# Task details:
Pull every line with "federation" from the data below and copy it.

# Materials provided:
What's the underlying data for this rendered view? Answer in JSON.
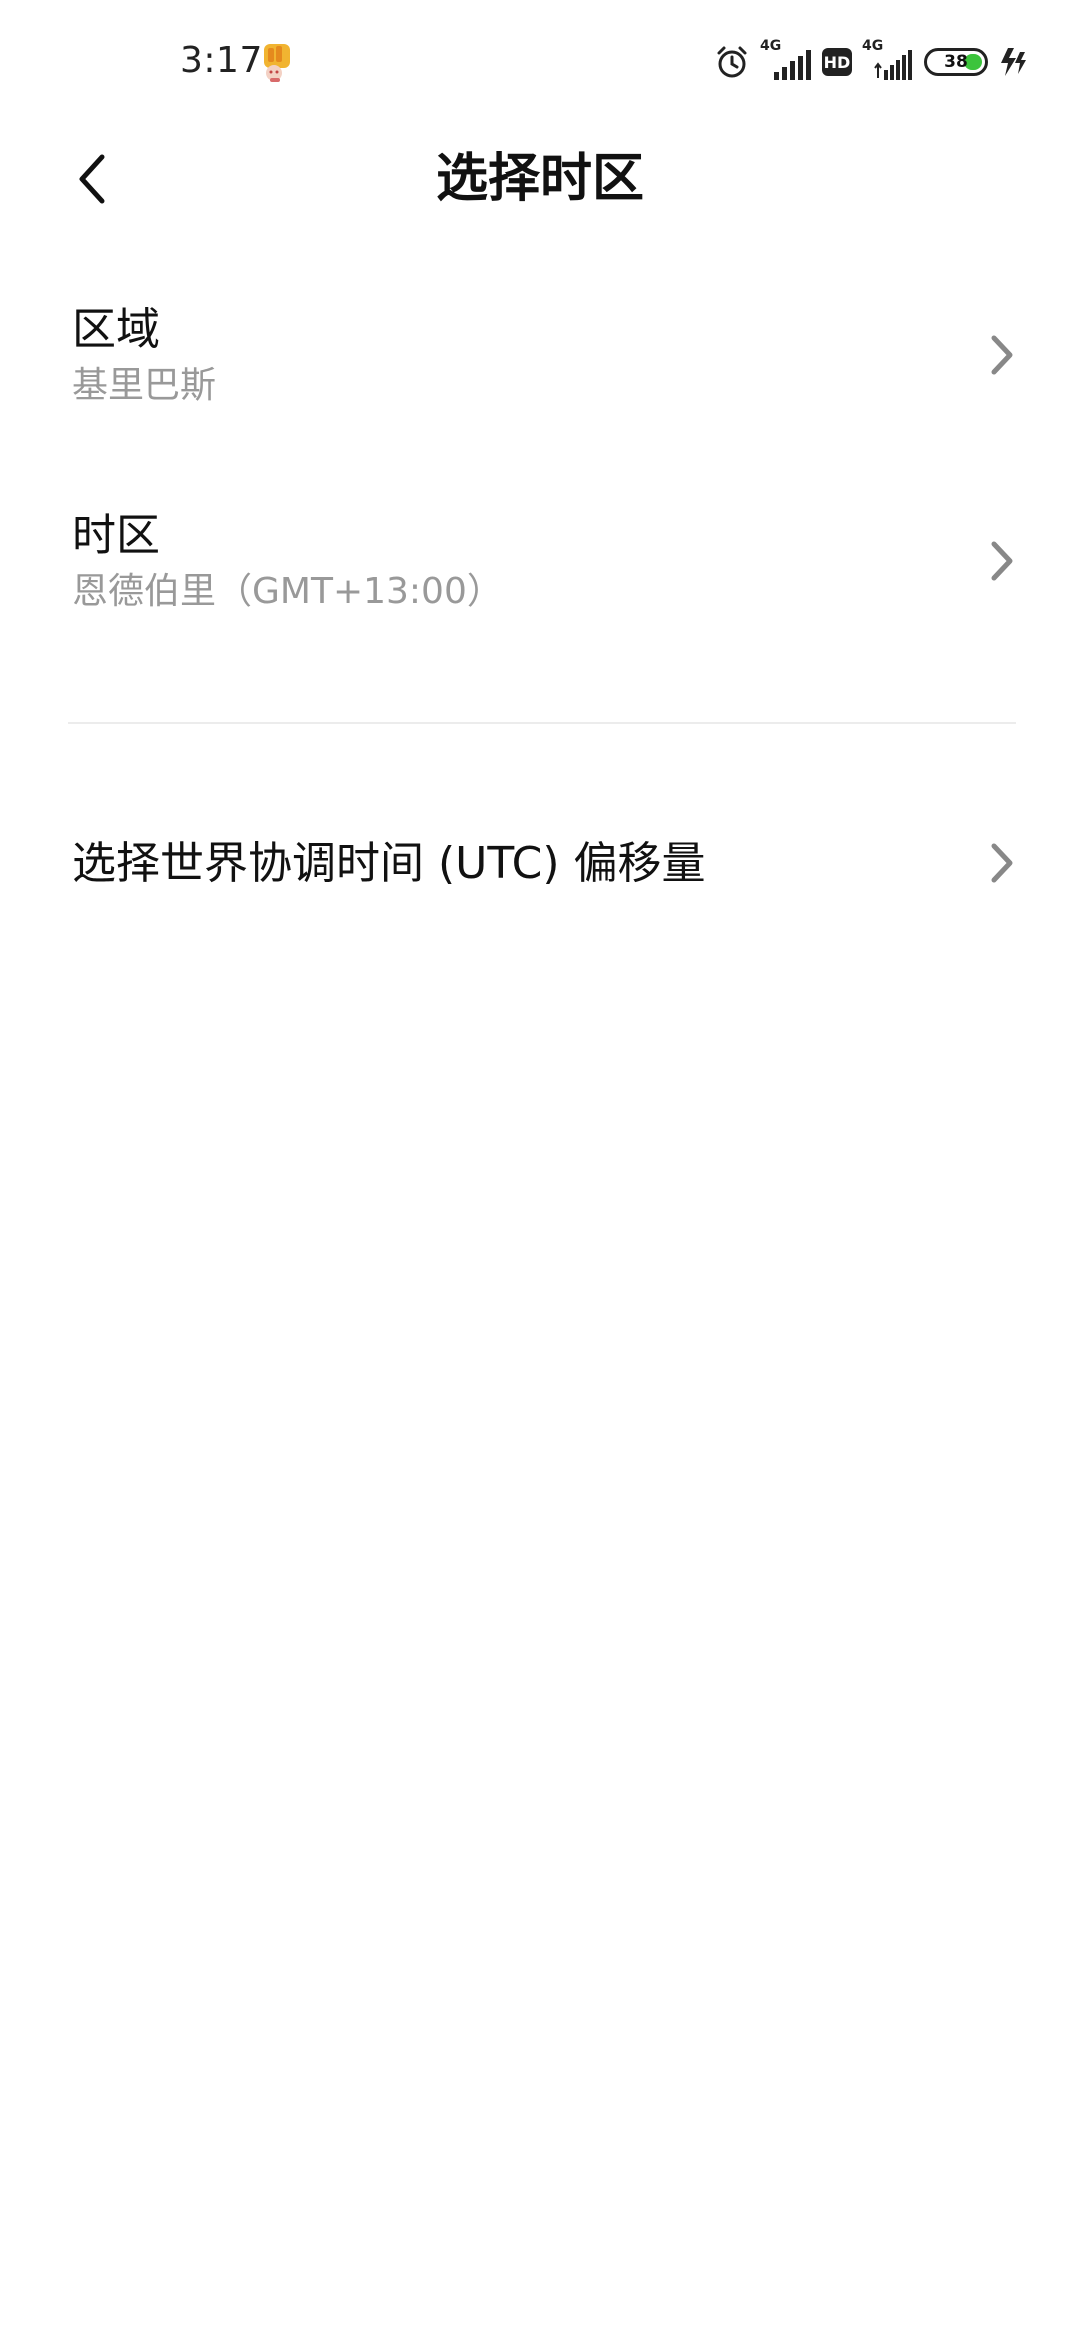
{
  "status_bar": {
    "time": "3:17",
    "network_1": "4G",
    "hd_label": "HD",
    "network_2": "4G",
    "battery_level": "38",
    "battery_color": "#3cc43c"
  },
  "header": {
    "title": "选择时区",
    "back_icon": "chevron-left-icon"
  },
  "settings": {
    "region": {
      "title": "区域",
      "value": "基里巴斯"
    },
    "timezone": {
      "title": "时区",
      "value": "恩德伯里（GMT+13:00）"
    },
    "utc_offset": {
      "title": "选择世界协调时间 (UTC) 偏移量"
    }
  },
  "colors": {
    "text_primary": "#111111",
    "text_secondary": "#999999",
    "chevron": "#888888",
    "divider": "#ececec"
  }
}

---

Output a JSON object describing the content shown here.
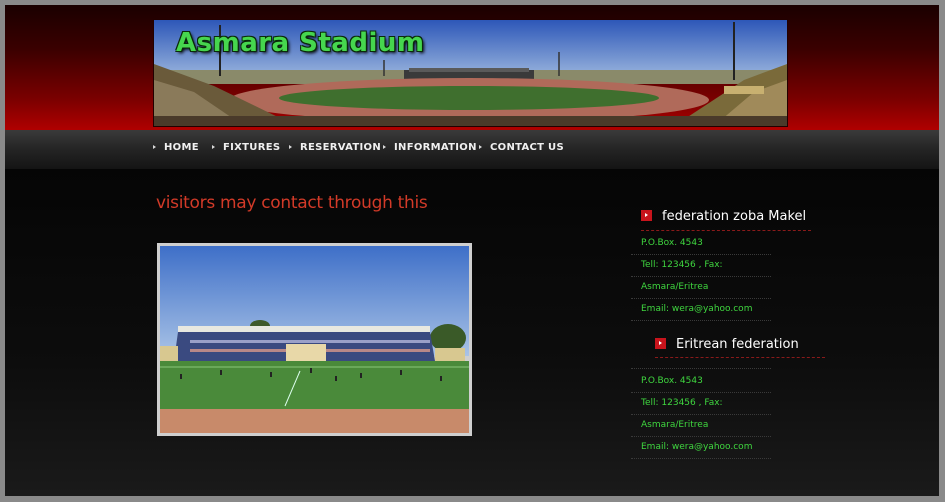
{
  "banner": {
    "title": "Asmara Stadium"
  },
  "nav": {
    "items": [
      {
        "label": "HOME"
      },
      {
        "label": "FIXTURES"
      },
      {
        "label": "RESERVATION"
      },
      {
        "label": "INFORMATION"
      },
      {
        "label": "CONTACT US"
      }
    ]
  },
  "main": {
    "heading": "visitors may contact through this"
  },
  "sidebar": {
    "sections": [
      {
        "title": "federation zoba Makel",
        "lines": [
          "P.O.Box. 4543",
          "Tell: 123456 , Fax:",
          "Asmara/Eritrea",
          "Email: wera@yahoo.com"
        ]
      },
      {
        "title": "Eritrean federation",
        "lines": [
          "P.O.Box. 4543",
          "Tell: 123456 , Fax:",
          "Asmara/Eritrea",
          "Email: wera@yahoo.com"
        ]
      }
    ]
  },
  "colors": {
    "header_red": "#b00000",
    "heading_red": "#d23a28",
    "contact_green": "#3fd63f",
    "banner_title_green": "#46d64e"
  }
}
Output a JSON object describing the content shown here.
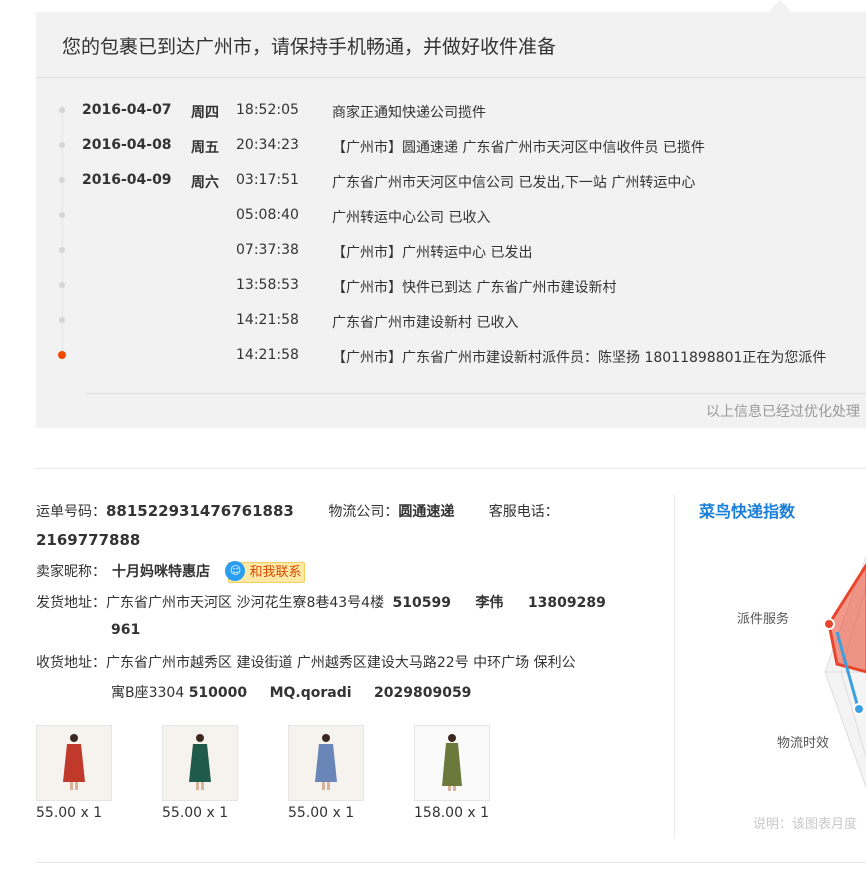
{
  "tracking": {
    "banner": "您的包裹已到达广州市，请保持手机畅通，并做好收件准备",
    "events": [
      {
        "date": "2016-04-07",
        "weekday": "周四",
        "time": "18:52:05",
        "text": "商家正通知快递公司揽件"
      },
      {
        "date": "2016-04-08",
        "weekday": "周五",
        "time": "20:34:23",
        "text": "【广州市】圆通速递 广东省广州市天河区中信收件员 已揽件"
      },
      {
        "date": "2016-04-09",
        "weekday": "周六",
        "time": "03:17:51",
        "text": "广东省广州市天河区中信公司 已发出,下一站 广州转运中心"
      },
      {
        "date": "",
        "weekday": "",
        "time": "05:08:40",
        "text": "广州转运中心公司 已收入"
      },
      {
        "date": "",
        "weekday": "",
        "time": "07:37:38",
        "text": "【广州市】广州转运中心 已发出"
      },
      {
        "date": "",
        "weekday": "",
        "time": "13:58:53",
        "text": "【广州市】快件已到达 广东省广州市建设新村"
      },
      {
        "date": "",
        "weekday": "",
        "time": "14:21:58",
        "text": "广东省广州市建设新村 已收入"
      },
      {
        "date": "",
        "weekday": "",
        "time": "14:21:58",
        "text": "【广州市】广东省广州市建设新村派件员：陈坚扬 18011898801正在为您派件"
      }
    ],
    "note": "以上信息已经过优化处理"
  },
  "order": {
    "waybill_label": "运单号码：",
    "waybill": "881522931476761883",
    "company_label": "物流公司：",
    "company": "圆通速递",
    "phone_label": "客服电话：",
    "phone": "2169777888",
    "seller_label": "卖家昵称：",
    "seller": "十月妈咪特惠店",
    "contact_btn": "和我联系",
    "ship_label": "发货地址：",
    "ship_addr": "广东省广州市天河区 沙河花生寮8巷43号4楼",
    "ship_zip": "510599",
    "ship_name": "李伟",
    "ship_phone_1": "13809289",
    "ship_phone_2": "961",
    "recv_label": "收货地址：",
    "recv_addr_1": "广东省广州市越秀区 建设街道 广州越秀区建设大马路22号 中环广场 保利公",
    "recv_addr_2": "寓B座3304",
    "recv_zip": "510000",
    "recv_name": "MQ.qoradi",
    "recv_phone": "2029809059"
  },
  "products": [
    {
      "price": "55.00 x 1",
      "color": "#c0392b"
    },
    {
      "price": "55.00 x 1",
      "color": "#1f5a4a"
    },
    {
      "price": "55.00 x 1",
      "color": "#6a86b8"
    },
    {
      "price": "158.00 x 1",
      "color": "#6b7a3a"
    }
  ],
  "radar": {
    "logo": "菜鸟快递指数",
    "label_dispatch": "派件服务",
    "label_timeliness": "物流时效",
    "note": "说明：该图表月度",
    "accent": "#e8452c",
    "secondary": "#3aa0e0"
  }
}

# Expected answer:
        "title": "federation zoba Makel",
        "title": "Eritrean federation",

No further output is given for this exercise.